The state of Texas is planning to execute Napoleon Beazley on Aug. 15 for a murder he committed when he was 17 years old.
The crime, which occurred in 1994, was inexcusable. Mr. Beazley and two accomplices were hijacking a Mercedes-Benz from a couple in Tyler, Tex., when in an apparent panic Mr. Beazley opened fire with a .45-caliber pistol, killing the husband, John Luttig, who was 63 years old.
Mr. Luttig just happened to be the father of a prominent federal judge, Michael Luttig of the Court of Appeals for the Fourth Circuit in Virginia. Despite the age of the defendant when the crime was committed, Judge Luttig and his family wanted the death penalty imposed.
Mr. Beazley's attorney, Walter C. Long, in an emotional clemency plea to the Texas Board of Pardons and Paroles, wrote that at one point during the trial, "Assistant District Attorney David Dobbs had an off-the-record conversation with the trial judge, Hon. Cynthia Kent, by all appearances about the appropriateness of the death penalty in the case, and explained, when back on the record, that the surviving family wanted it."
At that point it would have been fair to ask if the Texas court system was moving smoothly toward justice, or careening toward revenge.
Judge Luttig closely observed and may even have participated in the case against Mr. Beazley, whose co-defendants agreed to plea bargains, testified against him and escaped capital prosecution. "At another point in the record," wrote Mr. Long, "Dobbs confirmed Judge Luttig's close participation in Napoleon's trial by asking Judge Kent for an over-night break because Judge Luttig wanted to review juror questionnaires with the prosecutors to help them make their peremptory challenges."
The prosecution, which claims it acted on its own, used its challenges effectively, if reprehensibly. The Luttig family is white, and an all-white jury was seated to try Mr. Beazley, who is black. As Mr. Long wrote:
"The prosecutors exercised one of their challenges against an African-American prospective juror, who belonged to the local branch of the N.A.A.C.P., while choosing a white female juror, Maxine Herbst, who was (and currently is) president of the local branch of the United Daughters of the Confederacy and flies the national flag of the Confederacy from her house."
This is the kind of ugliness that is business-as-usual in Texas. The state should not be executing anyone who was a minor at the time the offense occurred. (Nearly all the nations of the world and most states in the United States have ended this foul practice. But not Texas.) At the same time, the capital punishment system in Texas is so blatantly riddled with racism that you end up with a Confederate-flag-waving juror as one of 12 all-white jurors passing judgment in a capital case on a black defendant.
It's a sick system.
In May 1996, a year after Napoleon Beazley's trial, a homeless black man named Ivan Holland, who was 63 years old (the same age as Judge Luttig's father), was shotgunned to death on a street corner in Tyler. Two men of the same age shot to death in the same town. One white and privileged. The other black and poor.

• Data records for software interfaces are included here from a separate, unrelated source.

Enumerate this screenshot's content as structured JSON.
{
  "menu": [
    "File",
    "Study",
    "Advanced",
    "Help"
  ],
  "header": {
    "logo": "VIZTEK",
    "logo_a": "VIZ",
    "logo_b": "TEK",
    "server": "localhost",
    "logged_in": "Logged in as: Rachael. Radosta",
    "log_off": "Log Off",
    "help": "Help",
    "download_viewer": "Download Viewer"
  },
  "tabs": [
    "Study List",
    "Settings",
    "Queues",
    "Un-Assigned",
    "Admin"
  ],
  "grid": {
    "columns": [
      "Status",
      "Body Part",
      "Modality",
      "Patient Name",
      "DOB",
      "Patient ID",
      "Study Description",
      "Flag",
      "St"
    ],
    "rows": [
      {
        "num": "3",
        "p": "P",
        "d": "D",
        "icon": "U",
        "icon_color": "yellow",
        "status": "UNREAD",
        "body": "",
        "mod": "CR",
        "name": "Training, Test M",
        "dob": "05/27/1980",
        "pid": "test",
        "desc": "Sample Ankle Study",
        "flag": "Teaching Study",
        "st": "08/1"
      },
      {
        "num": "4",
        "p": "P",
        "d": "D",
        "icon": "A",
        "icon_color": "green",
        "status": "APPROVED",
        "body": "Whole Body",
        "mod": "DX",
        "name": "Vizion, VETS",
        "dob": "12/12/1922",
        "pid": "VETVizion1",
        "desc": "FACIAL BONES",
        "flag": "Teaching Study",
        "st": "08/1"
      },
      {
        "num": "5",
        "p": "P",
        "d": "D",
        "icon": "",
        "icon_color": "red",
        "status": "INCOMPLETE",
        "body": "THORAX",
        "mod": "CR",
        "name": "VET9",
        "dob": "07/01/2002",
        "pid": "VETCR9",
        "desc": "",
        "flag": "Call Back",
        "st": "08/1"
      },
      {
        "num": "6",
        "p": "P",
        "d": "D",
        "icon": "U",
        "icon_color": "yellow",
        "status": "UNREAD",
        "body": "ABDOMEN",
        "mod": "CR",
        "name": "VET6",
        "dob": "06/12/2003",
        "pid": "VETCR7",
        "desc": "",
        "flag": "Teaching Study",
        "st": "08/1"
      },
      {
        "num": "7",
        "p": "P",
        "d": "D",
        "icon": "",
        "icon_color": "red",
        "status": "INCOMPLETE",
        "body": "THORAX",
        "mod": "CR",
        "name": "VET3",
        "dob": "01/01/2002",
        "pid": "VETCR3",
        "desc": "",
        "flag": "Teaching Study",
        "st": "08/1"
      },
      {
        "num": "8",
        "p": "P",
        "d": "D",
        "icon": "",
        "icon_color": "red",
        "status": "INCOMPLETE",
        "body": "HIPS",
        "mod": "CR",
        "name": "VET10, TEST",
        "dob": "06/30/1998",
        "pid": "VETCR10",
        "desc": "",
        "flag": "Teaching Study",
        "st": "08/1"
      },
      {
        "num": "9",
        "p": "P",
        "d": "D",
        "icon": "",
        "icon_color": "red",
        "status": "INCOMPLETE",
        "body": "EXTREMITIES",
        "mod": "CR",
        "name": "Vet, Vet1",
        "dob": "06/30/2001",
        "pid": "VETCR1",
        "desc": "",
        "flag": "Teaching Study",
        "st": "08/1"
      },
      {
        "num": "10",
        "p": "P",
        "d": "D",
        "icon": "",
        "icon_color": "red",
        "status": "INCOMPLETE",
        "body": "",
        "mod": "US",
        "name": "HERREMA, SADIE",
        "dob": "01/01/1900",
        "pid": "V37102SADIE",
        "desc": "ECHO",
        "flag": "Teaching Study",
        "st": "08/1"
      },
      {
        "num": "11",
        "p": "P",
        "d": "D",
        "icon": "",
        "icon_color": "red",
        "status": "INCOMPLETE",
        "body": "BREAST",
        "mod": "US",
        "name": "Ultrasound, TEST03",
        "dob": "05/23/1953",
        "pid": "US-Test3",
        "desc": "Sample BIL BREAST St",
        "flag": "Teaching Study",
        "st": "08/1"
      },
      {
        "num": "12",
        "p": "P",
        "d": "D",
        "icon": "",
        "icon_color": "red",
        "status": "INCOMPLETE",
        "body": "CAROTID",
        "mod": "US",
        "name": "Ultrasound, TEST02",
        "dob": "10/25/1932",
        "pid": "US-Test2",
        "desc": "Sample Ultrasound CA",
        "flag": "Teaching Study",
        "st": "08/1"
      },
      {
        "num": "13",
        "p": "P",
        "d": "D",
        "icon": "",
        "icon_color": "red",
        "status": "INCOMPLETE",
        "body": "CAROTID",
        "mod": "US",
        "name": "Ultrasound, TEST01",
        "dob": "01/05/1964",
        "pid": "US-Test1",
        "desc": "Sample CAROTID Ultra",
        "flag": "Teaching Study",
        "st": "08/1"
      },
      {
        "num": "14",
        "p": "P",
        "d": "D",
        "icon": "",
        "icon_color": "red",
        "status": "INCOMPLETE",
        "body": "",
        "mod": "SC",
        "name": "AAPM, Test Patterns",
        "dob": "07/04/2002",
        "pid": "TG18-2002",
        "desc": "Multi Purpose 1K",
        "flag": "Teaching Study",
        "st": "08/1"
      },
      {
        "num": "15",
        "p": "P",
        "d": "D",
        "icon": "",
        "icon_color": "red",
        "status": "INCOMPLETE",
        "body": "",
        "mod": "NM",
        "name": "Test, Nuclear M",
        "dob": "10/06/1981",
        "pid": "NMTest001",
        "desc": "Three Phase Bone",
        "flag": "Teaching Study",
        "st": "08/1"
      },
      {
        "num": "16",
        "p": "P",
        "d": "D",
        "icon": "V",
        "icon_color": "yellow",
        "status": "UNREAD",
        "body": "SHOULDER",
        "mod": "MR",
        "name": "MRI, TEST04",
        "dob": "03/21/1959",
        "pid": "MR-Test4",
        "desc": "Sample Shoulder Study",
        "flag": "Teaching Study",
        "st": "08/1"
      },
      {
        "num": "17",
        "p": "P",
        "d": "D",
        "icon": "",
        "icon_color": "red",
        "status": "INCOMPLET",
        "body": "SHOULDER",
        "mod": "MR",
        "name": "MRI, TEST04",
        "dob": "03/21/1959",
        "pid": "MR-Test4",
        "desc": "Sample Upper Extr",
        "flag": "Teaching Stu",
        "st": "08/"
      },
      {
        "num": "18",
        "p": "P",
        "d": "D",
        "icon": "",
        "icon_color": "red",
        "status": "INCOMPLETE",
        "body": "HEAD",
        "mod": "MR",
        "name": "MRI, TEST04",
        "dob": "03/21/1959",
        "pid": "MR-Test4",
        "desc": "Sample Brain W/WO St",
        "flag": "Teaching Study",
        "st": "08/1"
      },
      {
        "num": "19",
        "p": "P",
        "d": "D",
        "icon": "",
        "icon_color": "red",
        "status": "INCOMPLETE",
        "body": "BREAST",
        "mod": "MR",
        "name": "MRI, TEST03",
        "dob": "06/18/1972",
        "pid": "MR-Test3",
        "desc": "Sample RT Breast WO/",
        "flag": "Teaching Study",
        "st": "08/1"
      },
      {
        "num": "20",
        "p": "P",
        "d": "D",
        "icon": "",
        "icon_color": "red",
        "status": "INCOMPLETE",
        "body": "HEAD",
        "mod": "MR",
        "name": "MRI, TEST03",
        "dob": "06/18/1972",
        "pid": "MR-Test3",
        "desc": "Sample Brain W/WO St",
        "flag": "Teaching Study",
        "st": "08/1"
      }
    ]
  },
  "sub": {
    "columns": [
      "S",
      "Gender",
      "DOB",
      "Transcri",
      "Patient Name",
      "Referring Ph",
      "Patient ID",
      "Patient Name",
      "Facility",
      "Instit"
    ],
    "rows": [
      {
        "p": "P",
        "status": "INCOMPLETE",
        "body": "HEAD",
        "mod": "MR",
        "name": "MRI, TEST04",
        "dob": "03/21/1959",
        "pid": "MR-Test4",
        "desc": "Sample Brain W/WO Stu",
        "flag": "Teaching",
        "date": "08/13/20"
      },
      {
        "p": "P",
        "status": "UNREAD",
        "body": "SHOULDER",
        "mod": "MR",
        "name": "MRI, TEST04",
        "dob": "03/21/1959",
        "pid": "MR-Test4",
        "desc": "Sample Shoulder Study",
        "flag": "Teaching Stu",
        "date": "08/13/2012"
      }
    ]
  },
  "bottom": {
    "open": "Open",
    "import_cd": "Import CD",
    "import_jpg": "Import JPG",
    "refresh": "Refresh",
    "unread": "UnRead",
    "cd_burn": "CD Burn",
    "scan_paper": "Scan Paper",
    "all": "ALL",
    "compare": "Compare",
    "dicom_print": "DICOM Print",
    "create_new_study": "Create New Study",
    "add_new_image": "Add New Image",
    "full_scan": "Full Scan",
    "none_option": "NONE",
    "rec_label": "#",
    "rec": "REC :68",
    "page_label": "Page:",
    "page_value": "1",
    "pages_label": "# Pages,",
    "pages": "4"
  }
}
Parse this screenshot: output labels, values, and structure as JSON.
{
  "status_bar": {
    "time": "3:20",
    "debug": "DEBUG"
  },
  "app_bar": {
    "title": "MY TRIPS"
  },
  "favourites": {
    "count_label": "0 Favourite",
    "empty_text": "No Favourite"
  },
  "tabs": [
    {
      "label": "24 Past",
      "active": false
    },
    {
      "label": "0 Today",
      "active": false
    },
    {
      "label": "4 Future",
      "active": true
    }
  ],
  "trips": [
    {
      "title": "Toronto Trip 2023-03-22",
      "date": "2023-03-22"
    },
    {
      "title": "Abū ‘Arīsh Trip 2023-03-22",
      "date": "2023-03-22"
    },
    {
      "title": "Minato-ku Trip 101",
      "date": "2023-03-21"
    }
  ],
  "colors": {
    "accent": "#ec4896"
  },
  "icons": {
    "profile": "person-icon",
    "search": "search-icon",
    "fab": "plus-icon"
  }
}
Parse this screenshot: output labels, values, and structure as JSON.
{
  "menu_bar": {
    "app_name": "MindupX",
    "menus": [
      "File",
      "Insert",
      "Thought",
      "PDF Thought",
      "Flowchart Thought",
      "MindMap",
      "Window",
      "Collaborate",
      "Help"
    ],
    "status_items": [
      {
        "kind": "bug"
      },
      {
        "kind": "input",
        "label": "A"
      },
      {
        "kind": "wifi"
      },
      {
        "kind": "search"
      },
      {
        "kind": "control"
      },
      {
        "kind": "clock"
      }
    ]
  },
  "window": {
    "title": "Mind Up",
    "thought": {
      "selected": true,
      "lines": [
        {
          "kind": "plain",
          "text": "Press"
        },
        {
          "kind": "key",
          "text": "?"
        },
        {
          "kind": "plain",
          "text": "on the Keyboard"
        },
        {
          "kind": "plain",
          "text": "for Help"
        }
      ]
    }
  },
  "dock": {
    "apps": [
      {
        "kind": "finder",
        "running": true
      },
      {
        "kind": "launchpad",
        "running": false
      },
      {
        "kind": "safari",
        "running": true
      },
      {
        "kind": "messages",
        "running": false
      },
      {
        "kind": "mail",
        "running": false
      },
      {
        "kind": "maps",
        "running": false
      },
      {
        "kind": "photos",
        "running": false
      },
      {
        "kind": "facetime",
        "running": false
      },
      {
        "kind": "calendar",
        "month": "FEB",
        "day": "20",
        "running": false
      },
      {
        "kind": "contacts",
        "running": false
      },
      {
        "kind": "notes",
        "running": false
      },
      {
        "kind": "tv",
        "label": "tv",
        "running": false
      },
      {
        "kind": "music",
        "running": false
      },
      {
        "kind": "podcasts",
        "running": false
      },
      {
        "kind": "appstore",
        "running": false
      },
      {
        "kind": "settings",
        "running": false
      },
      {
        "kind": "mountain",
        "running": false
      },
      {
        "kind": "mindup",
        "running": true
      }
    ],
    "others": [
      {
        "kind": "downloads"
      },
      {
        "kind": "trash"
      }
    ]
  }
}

Mr. Holland was attacked by three young white men not juveniles who were said to have had a "Hitler fetish." One of the men, Todd Rasco, 23, said he had bought the shotgun and told his friends he was considering suicide. He said they told him not to kill himself, but instead to "just kill a nigger."
They drove around Tyler looking for a "nigger" to shoot. They found Mr. Holland and Mr. Rasco shot him. That must have helped him over his depression because he never did kill himself.
None of the three men were even subject to the death penalty under Texas law. By itself, the premeditated murder of someone is not a capital offense in Texas. There must be a very specific aggravating circumstance. In the Luttig case, it was the theft of the car.
Mr. Rasco was sentenced to 45 years in prison, and one of his accomplices got 37 1/2 years. (The third man died in a car crash.) They will be eligible for parole after serving half their sentences.
Copyright 2001 The New York Times Company